If a line of the records contains the string "with", copy it out.

━━ Data section ━━

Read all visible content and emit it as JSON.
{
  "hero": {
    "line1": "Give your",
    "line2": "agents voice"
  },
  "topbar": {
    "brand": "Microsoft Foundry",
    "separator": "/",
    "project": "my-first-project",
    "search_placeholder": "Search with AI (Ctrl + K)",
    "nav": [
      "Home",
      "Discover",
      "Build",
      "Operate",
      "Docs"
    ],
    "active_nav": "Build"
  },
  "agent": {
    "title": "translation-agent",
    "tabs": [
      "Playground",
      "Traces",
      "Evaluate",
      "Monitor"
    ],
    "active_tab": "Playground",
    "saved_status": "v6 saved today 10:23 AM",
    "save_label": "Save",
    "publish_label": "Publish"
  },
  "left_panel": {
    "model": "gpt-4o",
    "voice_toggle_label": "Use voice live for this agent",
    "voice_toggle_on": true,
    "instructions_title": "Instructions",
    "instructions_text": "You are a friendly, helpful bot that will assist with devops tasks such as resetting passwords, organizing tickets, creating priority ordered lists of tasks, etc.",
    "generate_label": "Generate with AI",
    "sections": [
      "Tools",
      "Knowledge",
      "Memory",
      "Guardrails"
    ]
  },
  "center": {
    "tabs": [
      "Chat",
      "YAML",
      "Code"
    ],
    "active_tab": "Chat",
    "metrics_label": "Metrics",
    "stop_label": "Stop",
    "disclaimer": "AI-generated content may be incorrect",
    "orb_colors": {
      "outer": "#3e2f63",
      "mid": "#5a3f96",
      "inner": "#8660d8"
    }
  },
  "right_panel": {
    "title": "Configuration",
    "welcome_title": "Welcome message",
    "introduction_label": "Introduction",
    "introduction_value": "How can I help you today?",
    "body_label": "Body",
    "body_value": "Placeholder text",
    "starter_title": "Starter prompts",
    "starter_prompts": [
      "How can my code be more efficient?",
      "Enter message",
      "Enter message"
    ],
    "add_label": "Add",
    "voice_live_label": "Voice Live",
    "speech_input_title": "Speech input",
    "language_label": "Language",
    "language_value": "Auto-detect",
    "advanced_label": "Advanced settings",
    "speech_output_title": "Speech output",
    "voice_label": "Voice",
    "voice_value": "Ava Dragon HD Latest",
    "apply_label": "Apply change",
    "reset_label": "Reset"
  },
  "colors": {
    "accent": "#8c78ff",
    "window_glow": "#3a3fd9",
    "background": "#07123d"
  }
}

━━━

### Result of the task
    "search_placeholder": "Search with AI (Ctrl + K)",
    "instructions_text": "You are a friendly, helpful bot that will assist with devops tasks such as resetting passwords, organizing tickets, creating priority ordered lists of tasks, etc.",
    "generate_label": "Generate with AI",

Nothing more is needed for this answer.